out2 <- future_sapply(1:n, function(i) rnorm(1), future.seed = TRUE)
identical(out1, out2)
## [1] TRUE

Basically future_lapply pregenerates a seed for each iteration using parallel:::nextRNGStream, which uses the L’Ecuyer algorithm. See more details here.

I could also have set future.seed to a numeric value, instead of setting the seed using set.seed, to make the generated results reproducible.

5.1.2 foreach

See the example code in help(doFuture) for template code on how to use the %doRNG% operator with foreach to ensure correct RNG with foreach. (Also shown in Section 3.2.)

5.2 Parallel RNG with alternatives to the future package

5.2.1 Parallel lapply style statements

Here’s how you initialize independent sequences on different processes when using the parallel package’s parallel lapply functionality.

nCores <- 4
cl <- makeCluster(nCores)
iseed <- 1
clusterSetRNGStream(cl = cl, iseed = iseed)
## Now proceed with your parLapply, using the `cl` object

With mclapply you can set the argument mc.set.seed = TRUE, which is the default. This will give different seeds for each process, but for safety, you should choose the L’Ecuyer algorithm via RNGkind("L'Ecuyer-CMRG") before running mclapply.

5.2.2 foreach

For foreach, you can use registerDoRNG:

registerDoRNG(seed = 1)
## Now use foreach with %dopar%

5.2.3 mclapply

When using mclapply, you can use the mc.set.seed argument as follows (note that mc.set.seed is TRUE by default, so you should get different seeds for the different processes by default), but one needs to invoke RNGkind("L'Ecuyer-CMRG") to get independent streams via the L’Ecuyer algorithm.

res <- mclapply(seq_len(Y), looFit, Y, X, mc.cores = 4, 
    mc.set.seed = TRUE) 

6 The partools package

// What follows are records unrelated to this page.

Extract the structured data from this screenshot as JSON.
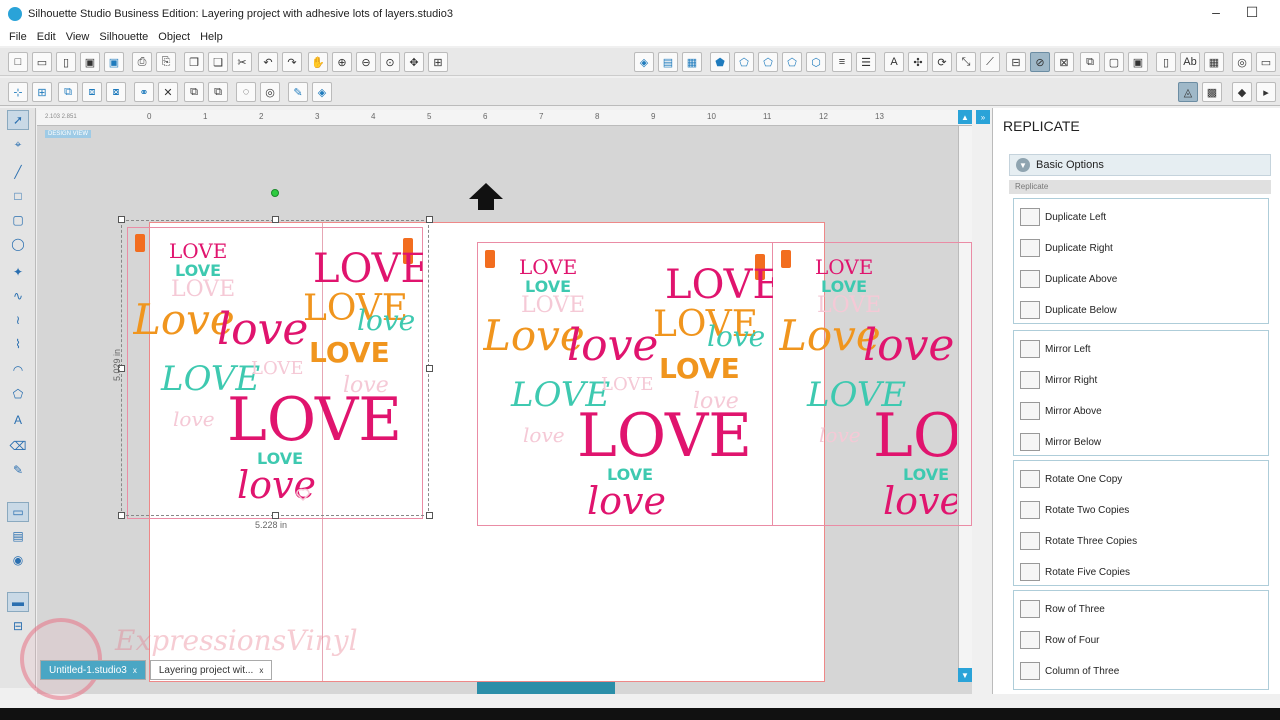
{
  "window": {
    "title": "Silhouette Studio Business Edition: Layering project with adhesive lots of layers.studio3",
    "minimize": "–",
    "maximize": "☐"
  },
  "menu": {
    "items": [
      "File",
      "Edit",
      "View",
      "Silhouette",
      "Object",
      "Help"
    ]
  },
  "canvas": {
    "coords": "2.103  2.851",
    "badge": "DESIGN VIEW",
    "ruler_ticks": [
      "0",
      "1",
      "2",
      "3",
      "4",
      "5",
      "6",
      "7",
      "8",
      "9",
      "10",
      "11",
      "12",
      "13"
    ],
    "height_dim": "5.029 in",
    "width_dim": "5.228 in"
  },
  "panel": {
    "title": "REPLICATE",
    "section": "Basic Options",
    "subsection": "Replicate",
    "groups": [
      {
        "items": [
          "Duplicate Left",
          "Duplicate Right",
          "Duplicate Above",
          "Duplicate Below"
        ]
      },
      {
        "items": [
          "Mirror Left",
          "Mirror Right",
          "Mirror Above",
          "Mirror Below"
        ]
      },
      {
        "items": [
          "Rotate One Copy",
          "Rotate Two Copies",
          "Rotate Three Copies",
          "Rotate Five Copies"
        ]
      },
      {
        "items": [
          "Row of Three",
          "Row of Four",
          "Column of Three"
        ]
      }
    ]
  },
  "tabs": [
    {
      "label": "Untitled-1.studio3",
      "close": "x"
    },
    {
      "label": "Layering project wit...",
      "close": "x"
    }
  ],
  "watermark": {
    "text": "ExpressionsVinyl"
  },
  "colors": {
    "accent": "#2aa3d8",
    "pink": "#e0146e",
    "orange": "#f0951e",
    "teal": "#3ec9b0"
  }
}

partools is a package developed by Norm Matloff at UC-Davis. He has the perspective that Spark/Hadoop are not the right tools in many cases when doing statistics-related work and has developed some simple tools for parallelizing computation across multiple nodes, also referred to as Snowdoop. The tools make use of the key idea in Spark/Hadoop of a distributed file system and distributed data objects but avoid the complications of trying to ensure fault tolerance, which is critical only on very large clusters of machines.

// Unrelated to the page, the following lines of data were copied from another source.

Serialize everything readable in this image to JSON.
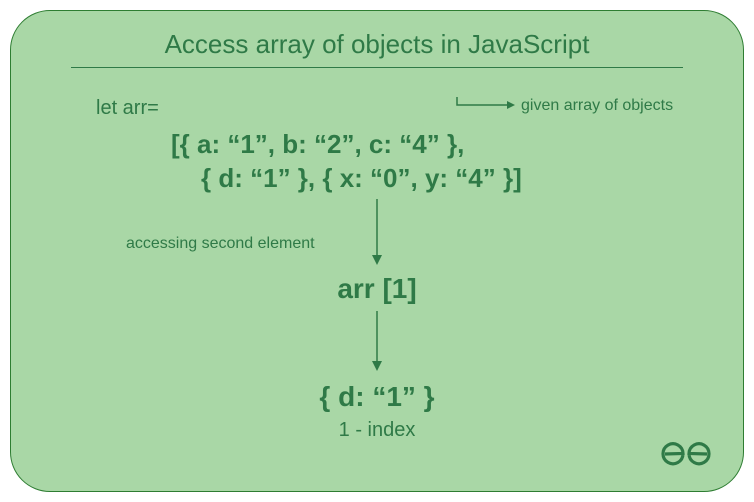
{
  "title": "Access array of objects in JavaScript",
  "declaration": "let arr=",
  "code_line1": "[{ a: “1”, b: “2”, c: “4” },",
  "code_line2": "{ d: “1” }, { x: “0”, y: “4” }]",
  "label_given": "given array of objects",
  "label_accessing": "accessing second element",
  "access_expr": "arr [1]",
  "result": "{ d: “1” }",
  "index_label": "1 - index",
  "colors": {
    "green": "#2f7a47",
    "bg": "#a9d7a6"
  }
}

I won’t go into details, but partools allows you to split up your data across multiple nodes and then read the data into R in parallel across R sessions running on those nodes, all controlled from a single master R session. You can then do operations on the subsets and gather results back to the master session as needed. One point that confused me in the partools vignette is that it shows how to split up a dataset that you can read into your R session, but it’s not clear what one does if the dataset is too big to read into a single R session.